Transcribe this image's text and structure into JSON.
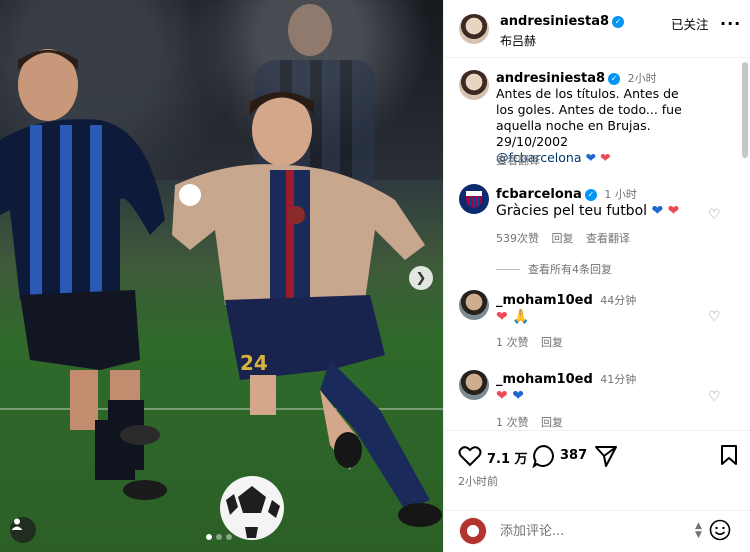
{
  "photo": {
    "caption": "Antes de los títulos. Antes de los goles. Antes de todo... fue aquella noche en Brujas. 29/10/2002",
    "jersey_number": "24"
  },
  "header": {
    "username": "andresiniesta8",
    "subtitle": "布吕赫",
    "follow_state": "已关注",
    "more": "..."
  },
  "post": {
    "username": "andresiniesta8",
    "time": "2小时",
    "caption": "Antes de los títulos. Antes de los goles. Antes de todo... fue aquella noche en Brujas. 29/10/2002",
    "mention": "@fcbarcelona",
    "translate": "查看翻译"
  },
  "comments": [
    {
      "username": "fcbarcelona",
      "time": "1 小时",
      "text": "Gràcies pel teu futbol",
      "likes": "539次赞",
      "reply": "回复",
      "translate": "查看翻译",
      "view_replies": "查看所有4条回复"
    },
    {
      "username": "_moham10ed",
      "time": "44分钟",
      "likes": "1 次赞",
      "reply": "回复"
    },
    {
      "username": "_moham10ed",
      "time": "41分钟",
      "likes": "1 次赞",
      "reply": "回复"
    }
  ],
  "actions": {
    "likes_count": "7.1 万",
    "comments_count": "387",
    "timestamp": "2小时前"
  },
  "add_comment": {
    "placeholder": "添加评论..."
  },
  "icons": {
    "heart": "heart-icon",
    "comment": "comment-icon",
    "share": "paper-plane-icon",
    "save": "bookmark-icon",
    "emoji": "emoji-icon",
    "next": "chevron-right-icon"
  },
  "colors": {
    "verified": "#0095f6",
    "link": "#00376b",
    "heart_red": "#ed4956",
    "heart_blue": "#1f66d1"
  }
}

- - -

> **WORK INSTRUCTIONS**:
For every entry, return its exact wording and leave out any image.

> **PROBLEM SOLUTION**:
Transcribe this image's text and structure into JSON.
{
  "photo": {
    "caption": "Antes de los títulos. Antes de los goles. Antes de todo... fue aquella noche en Brujas. 29/10/2002",
    "jersey_number": "24"
  },
  "header": {
    "username": "andresiniesta8",
    "subtitle": "布吕赫",
    "follow_state": "已关注",
    "more": "..."
  },
  "post": {
    "username": "andresiniesta8",
    "time": "2小时",
    "caption": "Antes de los títulos. Antes de los goles. Antes de todo... fue aquella noche en Brujas. 29/10/2002",
    "mention": "@fcbarcelona",
    "translate": "查看翻译"
  },
  "comments": [
    {
      "username": "fcbarcelona",
      "time": "1 小时",
      "text": "Gràcies pel teu futbol",
      "likes": "539次赞",
      "reply": "回复",
      "translate": "查看翻译",
      "view_replies": "查看所有4条回复"
    },
    {
      "username": "_moham10ed",
      "time": "44分钟",
      "likes": "1 次赞",
      "reply": "回复"
    },
    {
      "username": "_moham10ed",
      "time": "41分钟",
      "likes": "1 次赞",
      "reply": "回复"
    }
  ],
  "actions": {
    "likes_count": "7.1 万",
    "comments_count": "387",
    "timestamp": "2小时前"
  },
  "add_comment": {
    "placeholder": "添加评论..."
  },
  "icons": {
    "heart": "heart-icon",
    "comment": "comment-icon",
    "share": "paper-plane-icon",
    "save": "bookmark-icon",
    "emoji": "emoji-icon",
    "next": "chevron-right-icon"
  },
  "colors": {
    "verified": "#0095f6",
    "link": "#00376b",
    "heart_red": "#ed4956",
    "heart_blue": "#1f66d1"
  }
}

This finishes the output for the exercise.